--- Data for the task ---

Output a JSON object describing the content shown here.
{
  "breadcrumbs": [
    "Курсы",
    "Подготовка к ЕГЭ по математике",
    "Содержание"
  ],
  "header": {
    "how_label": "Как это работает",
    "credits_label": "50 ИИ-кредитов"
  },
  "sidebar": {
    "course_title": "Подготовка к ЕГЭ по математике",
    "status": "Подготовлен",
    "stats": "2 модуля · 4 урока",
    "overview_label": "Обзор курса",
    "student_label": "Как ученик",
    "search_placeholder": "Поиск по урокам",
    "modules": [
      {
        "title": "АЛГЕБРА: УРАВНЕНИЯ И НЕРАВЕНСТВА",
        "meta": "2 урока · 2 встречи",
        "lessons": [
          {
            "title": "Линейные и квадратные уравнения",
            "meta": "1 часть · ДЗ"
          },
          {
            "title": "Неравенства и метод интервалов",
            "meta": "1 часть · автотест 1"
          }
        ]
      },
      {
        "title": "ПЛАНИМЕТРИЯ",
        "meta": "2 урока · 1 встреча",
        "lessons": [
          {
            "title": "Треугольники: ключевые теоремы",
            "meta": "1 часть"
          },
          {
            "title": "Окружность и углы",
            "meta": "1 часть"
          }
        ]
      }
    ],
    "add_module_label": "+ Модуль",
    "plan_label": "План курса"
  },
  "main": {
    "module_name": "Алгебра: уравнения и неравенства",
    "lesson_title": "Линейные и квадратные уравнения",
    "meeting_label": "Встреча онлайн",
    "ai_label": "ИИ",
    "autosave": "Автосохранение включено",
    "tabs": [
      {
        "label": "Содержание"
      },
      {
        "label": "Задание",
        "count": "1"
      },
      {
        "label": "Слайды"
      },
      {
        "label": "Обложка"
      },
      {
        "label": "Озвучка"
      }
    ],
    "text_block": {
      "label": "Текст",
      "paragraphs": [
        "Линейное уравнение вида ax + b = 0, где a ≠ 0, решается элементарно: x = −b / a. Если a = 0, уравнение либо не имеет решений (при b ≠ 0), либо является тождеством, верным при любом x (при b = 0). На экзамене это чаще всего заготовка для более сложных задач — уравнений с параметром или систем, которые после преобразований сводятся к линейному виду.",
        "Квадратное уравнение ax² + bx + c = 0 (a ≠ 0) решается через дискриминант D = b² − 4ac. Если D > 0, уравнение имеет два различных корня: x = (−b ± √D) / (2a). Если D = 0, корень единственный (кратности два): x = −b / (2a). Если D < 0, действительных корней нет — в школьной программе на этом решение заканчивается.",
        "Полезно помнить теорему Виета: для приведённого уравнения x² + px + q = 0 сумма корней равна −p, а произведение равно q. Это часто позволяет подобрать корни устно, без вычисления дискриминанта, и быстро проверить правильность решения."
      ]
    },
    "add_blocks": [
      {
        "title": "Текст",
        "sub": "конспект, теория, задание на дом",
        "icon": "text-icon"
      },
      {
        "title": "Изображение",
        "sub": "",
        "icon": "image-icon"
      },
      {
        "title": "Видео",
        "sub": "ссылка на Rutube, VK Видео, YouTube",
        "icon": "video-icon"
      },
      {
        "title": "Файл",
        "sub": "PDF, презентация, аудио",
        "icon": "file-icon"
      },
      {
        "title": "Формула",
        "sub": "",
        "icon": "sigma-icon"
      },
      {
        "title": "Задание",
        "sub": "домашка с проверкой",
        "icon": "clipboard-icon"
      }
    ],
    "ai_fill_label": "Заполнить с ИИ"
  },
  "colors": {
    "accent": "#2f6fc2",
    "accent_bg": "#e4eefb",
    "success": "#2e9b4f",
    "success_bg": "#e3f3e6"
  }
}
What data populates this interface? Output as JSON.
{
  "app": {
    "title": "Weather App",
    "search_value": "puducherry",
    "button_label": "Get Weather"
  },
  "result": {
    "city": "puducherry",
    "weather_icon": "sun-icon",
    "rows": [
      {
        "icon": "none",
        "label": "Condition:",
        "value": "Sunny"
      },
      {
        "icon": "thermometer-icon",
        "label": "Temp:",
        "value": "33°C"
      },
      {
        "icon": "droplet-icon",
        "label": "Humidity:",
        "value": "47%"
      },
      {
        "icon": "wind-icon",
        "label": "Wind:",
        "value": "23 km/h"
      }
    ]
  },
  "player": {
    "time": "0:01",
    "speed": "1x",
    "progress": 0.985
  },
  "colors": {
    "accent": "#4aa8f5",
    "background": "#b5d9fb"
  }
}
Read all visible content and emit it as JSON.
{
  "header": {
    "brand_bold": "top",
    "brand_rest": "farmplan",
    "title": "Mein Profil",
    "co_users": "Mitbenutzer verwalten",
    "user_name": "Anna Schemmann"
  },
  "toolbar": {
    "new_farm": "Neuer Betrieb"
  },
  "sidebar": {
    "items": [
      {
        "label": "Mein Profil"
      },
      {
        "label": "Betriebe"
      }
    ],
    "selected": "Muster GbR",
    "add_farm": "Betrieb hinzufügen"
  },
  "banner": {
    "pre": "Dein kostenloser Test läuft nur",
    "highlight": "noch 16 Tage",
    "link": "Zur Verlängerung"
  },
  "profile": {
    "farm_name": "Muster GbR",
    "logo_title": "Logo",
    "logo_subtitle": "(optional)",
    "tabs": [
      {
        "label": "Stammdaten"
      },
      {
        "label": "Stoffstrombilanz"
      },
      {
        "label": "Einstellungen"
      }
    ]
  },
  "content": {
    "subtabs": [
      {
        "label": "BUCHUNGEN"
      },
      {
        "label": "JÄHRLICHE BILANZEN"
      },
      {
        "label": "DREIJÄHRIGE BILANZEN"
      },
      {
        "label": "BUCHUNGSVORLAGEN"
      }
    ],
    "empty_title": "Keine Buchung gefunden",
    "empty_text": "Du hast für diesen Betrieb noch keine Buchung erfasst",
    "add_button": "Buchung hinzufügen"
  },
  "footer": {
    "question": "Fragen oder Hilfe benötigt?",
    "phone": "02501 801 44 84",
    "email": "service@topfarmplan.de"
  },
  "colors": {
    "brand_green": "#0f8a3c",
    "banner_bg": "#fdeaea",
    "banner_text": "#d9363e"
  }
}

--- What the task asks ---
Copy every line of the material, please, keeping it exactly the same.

--- Expected output ---
Output a JSON object describing the content shown here.
{
  "breadcrumbs": [
    "Курсы",
    "Подготовка к ЕГЭ по математике",
    "Содержание"
  ],
  "header": {
    "how_label": "Как это работает",
    "credits_label": "50 ИИ-кредитов"
  },
  "sidebar": {
    "course_title": "Подготовка к ЕГЭ по математике",
    "status": "Подготовлен",
    "stats": "2 модуля · 4 урока",
    "overview_label": "Обзор курса",
    "student_label": "Как ученик",
    "search_placeholder": "Поиск по урокам",
    "modules": [
      {
        "title": "АЛГЕБРА: УРАВНЕНИЯ И НЕРАВЕНСТВА",
        "meta": "2 урока · 2 встречи",
        "lessons": [
          {
            "title": "Линейные и квадратные уравнения",
            "meta": "1 часть · ДЗ"
          },
          {
            "title": "Неравенства и метод интервалов",
            "meta": "1 часть · автотест 1"
          }
        ]
      },
      {
        "title": "ПЛАНИМЕТРИЯ",
        "meta": "2 урока · 1 встреча",
        "lessons": [
          {
            "title": "Треугольники: ключевые теоремы",
            "meta": "1 часть"
          },
          {
            "title": "Окружность и углы",
            "meta": "1 часть"
          }
        ]
      }
    ],
    "add_module_label": "+ Модуль",
    "plan_label": "План курса"
  },
  "main": {
    "module_name": "Алгебра: уравнения и неравенства",
    "lesson_title": "Линейные и квадратные уравнения",
    "meeting_label": "Встреча онлайн",
    "ai_label": "ИИ",
    "autosave": "Автосохранение включено",
    "tabs": [
      {
        "label": "Содержание"
      },
      {
        "label": "Задание",
        "count": "1"
      },
      {
        "label": "Слайды"
      },
      {
        "label": "Обложка"
      },
      {
        "label": "Озвучка"
      }
    ],
    "text_block": {
      "label": "Текст",
      "paragraphs": [
        "Линейное уравнение вида ax + b = 0, где a ≠ 0, решается элементарно: x = −b / a. Если a = 0, уравнение либо не имеет решений (при b ≠ 0), либо является тождеством, верным при любом x (при b = 0). На экзамене это чаще всего заготовка для более сложных задач — уравнений с параметром или систем, которые после преобразований сводятся к линейному виду.",
        "Квадратное уравнение ax² + bx + c = 0 (a ≠ 0) решается через дискриминант D = b² − 4ac. Если D > 0, уравнение имеет два различных корня: x = (−b ± √D) / (2a). Если D = 0, корень единственный (кратности два): x = −b / (2a). Если D < 0, действительных корней нет — в школьной программе на этом решение заканчивается.",
        "Полезно помнить теорему Виета: для приведённого уравнения x² + px + q = 0 сумма корней равна −p, а произведение равно q. Это часто позволяет подобрать корни устно, без вычисления дискриминанта, и быстро проверить правильность решения."
      ]
    },
    "add_blocks": [
      {
        "title": "Текст",
        "sub": "конспект, теория, задание на дом",
        "icon": "text-icon"
      },
      {
        "title": "Изображение",
        "sub": "",
        "icon": "image-icon"
      },
      {
        "title": "Видео",
        "sub": "ссылка на Rutube, VK Видео, YouTube",
        "icon": "video-icon"
      },
      {
        "title": "Файл",
        "sub": "PDF, презентация, аудио",
        "icon": "file-icon"
      },
      {
        "title": "Формула",
        "sub": "",
        "icon": "sigma-icon"
      },
      {
        "title": "Задание",
        "sub": "домашка с проверкой",
        "icon": "clipboard-icon"
      }
    ],
    "ai_fill_label": "Заполнить с ИИ"
  },
  "colors": {
    "accent": "#2f6fc2",
    "accent_bg": "#e4eefb",
    "success": "#2e9b4f",
    "success_bg": "#e3f3e6"
  }
}
What data populates this interface? Output as JSON.
{
  "app": {
    "title": "Weather App",
    "search_value": "puducherry",
    "button_label": "Get Weather"
  },
  "result": {
    "city": "puducherry",
    "weather_icon": "sun-icon",
    "rows": [
      {
        "icon": "none",
        "label": "Condition:",
        "value": "Sunny"
      },
      {
        "icon": "thermometer-icon",
        "label": "Temp:",
        "value": "33°C"
      },
      {
        "icon": "droplet-icon",
        "label": "Humidity:",
        "value": "47%"
      },
      {
        "icon": "wind-icon",
        "label": "Wind:",
        "value": "23 km/h"
      }
    ]
  },
  "player": {
    "time": "0:01",
    "speed": "1x",
    "progress": 0.985
  },
  "colors": {
    "accent": "#4aa8f5",
    "background": "#b5d9fb"
  }
}
Read all visible content and emit it as JSON.
{
  "header": {
    "brand_bold": "top",
    "brand_rest": "farmplan",
    "title": "Mein Profil",
    "co_users": "Mitbenutzer verwalten",
    "user_name": "Anna Schemmann"
  },
  "toolbar": {
    "new_farm": "Neuer Betrieb"
  },
  "sidebar": {
    "items": [
      {
        "label": "Mein Profil"
      },
      {
        "label": "Betriebe"
      }
    ],
    "selected": "Muster GbR",
    "add_farm": "Betrieb hinzufügen"
  },
  "banner": {
    "pre": "Dein kostenloser Test läuft nur",
    "highlight": "noch 16 Tage",
    "link": "Zur Verlängerung"
  },
  "profile": {
    "farm_name": "Muster GbR",
    "logo_title": "Logo",
    "logo_subtitle": "(optional)",
    "tabs": [
      {
        "label": "Stammdaten"
      },
      {
        "label": "Stoffstrombilanz"
      },
      {
        "label": "Einstellungen"
      }
    ]
  },
  "content": {
    "subtabs": [
      {
        "label": "BUCHUNGEN"
      },
      {
        "label": "JÄHRLICHE BILANZEN"
      },
      {
        "label": "DREIJÄHRIGE BILANZEN"
      },
      {
        "label": "BUCHUNGSVORLAGEN"
      }
    ],
    "empty_title": "Keine Buchung gefunden",
    "empty_text": "Du hast für diesen Betrieb noch keine Buchung erfasst",
    "add_button": "Buchung hinzufügen"
  },
  "footer": {
    "question": "Fragen oder Hilfe benötigt?",
    "phone": "02501 801 44 84",
    "email": "service@topfarmplan.de"
  },
  "colors": {
    "brand_green": "#0f8a3c",
    "banner_bg": "#fdeaea",
    "banner_text": "#d9363e"
  }
}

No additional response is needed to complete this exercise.